Here, not only is the story accurate from the child's perspective, but the adult is clearly attuned to the child's unique perspective. Attunement helps children feel seen and validated.
Children need to feel that they're not alone; that someone "gets" their experience. Part of a successful and coherent narrative may include a feeling that, "My feelings make sense. I make sense." Validation of that for the child can offer them incredible emotional safety.
Whatever story we tell them about their relationships and experiences, especially those that they don't explicitly remember, is the story they'll carry forward through life.
Resource: Daniel Hughes, Ph.D., works extensively with childhood victims of abuse and trauma. His "PACE" approach focuses on Playfulness, Acceptance, Curiosity, and Empathy from adult to child. More details for those who are interested are available on his website.
As it turns out, we don't just feel better when we tell our stories to others. This storytelling is deeply healing and beneficial.
"Narrating about personal experiences in a coherent manner is...beneficial for one’s well-being." (source) Specifically, according to the research of Daniel J. Siegel and other mental health experts, creating a coherent narrative can be a key to integration, or a fully embodied acceptance, of our stories. This integration can be a key to

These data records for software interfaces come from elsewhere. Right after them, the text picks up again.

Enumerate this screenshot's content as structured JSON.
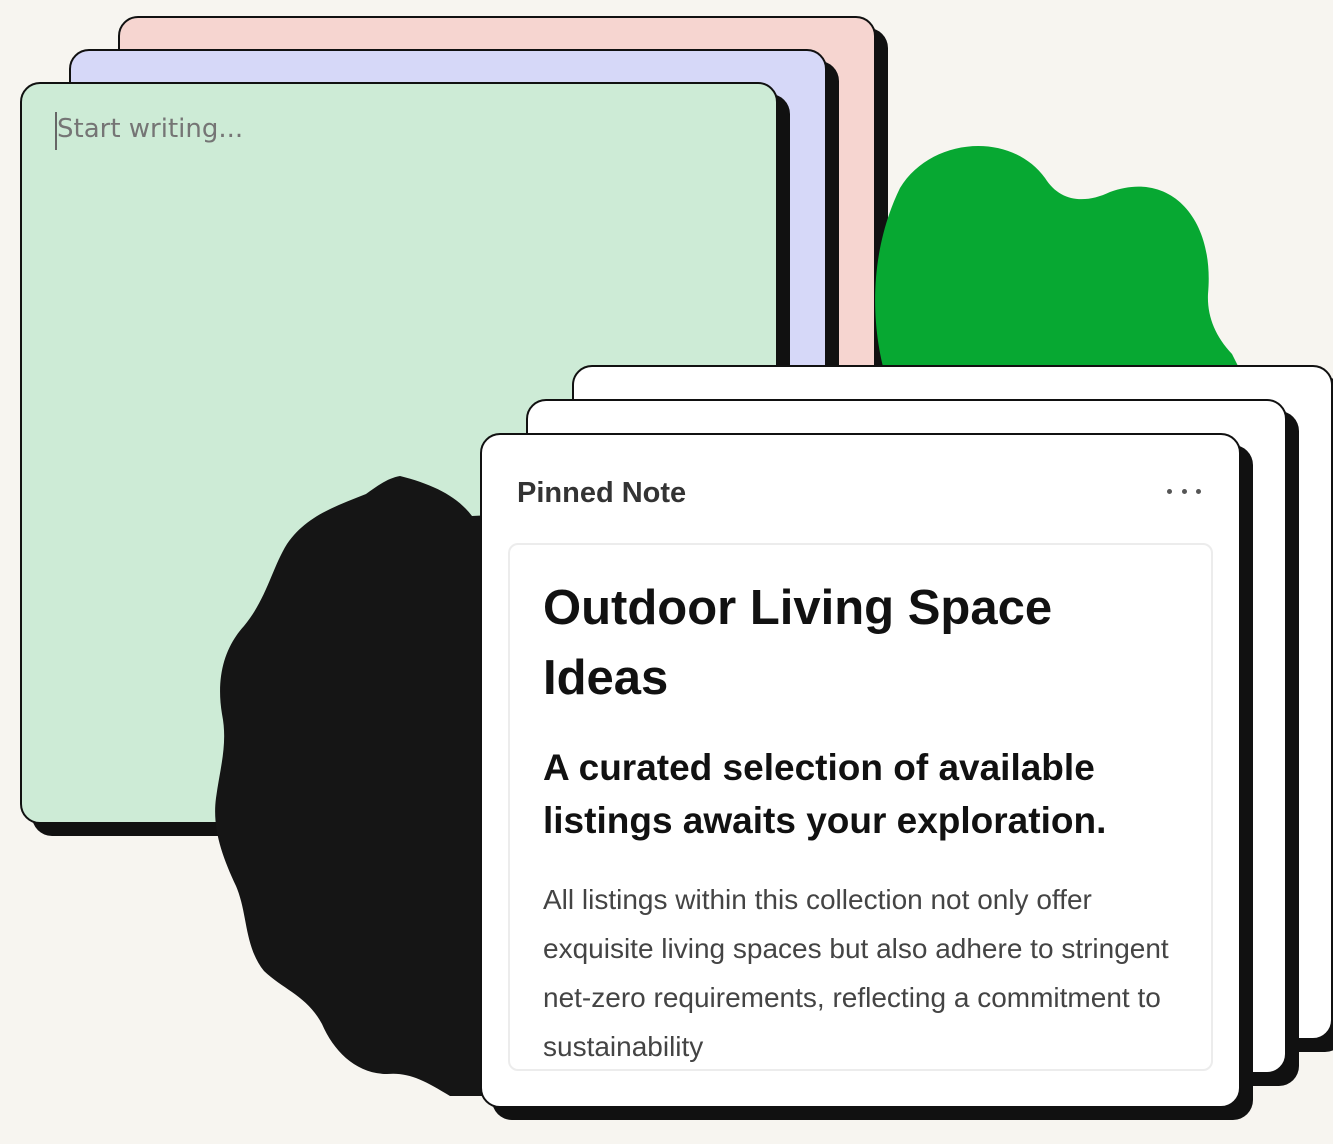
{
  "editor": {
    "placeholder": "Start writing..."
  },
  "pinned_note": {
    "header": "Pinned Note",
    "title": "Outdoor Living Space Ideas",
    "subtitle": "A curated selection of available listings awaits your exploration.",
    "body": "All listings within this collection not only offer exquisite living spaces but also adhere to stringent net-zero requirements, reflecting a commitment to sustainability"
  },
  "icons": {
    "more": "more-options-icon",
    "cloud": "cloud-shape",
    "blob": "wavy-blob-shape"
  },
  "colors": {
    "background": "#f7f5f0",
    "pink_note": "#f6d5d0",
    "lavender_note": "#d6d8f8",
    "green_note": "#cdebd6",
    "cloud": "#07a832",
    "blob": "#151515",
    "pinned_card": "#ffffff"
  }
}
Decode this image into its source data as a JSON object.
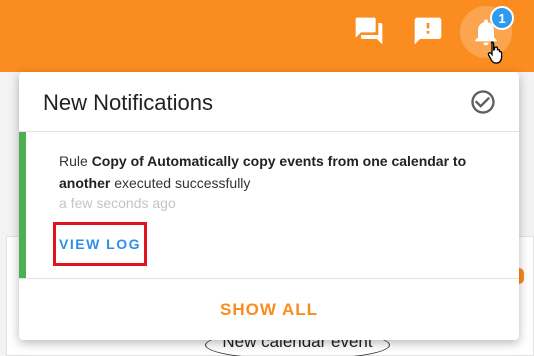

These narratives don't just have to be recent events, above and beyond intergenerational trauma as covered earlier. Creating a coherent narrative around events that have long since happened in our own lives -- even those from years ago -- can still offer protective benefits. In other words, it's never too late to heal.
As an example of the longstanding opportunity for healing, Dr. Daniel J. Siegel shares, in his online interpersonal neurobiology course, a story of a 92-year-old man who finally heals from childhood trauma. He was able to reset relationships that had suffered for almost a century.

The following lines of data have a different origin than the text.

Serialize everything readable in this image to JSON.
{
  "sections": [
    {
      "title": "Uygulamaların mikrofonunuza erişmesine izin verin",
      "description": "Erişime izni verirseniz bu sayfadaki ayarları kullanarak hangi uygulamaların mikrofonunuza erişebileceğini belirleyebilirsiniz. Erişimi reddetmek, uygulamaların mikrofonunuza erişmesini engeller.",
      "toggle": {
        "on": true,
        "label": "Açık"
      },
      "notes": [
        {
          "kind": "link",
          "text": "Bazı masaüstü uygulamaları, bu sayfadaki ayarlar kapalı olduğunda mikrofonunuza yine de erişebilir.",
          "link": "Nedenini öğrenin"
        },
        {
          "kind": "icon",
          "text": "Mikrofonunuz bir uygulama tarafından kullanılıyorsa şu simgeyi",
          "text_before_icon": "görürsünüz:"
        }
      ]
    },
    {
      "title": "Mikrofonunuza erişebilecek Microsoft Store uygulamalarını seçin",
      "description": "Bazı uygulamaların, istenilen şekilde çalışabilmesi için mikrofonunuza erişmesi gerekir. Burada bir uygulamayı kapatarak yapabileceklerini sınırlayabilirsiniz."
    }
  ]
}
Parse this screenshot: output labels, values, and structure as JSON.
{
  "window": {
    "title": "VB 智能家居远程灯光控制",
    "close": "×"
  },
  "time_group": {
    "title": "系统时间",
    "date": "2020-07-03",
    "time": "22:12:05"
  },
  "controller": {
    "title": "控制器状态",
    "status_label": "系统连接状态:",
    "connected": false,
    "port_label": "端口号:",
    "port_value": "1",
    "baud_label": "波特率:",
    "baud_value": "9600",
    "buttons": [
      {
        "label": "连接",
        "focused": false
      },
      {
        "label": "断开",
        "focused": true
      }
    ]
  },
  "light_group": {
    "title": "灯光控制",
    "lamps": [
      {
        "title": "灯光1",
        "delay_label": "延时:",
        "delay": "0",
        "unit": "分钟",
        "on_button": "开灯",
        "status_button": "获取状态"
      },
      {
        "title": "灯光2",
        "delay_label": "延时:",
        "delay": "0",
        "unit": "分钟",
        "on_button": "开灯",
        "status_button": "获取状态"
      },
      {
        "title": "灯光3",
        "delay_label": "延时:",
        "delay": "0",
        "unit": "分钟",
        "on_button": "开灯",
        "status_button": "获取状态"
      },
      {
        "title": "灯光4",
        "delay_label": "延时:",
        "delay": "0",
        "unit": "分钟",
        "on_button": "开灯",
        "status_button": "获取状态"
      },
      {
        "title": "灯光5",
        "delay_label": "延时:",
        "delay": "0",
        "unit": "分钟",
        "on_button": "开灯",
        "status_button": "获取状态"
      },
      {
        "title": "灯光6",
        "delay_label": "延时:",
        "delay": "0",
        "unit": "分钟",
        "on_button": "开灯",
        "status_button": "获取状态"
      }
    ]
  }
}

The brain holds our memories for as long as we need to process them. And when we process them with a coherent narrative, we can heal.
Needless to say, releasing our early traumatic experiences as soon as possible and allowing ourselves to heal is better than harboring long-term stress and trauma.
If there's any good news here -- and there truly is good news aplenty -- it's never too late to create a coherent narrative and benefit from the healing process. We can do this work for ourselves and alongside our children. From this work, everyone in our inner world is better for our healing journey. And it all starts with making sense of a story.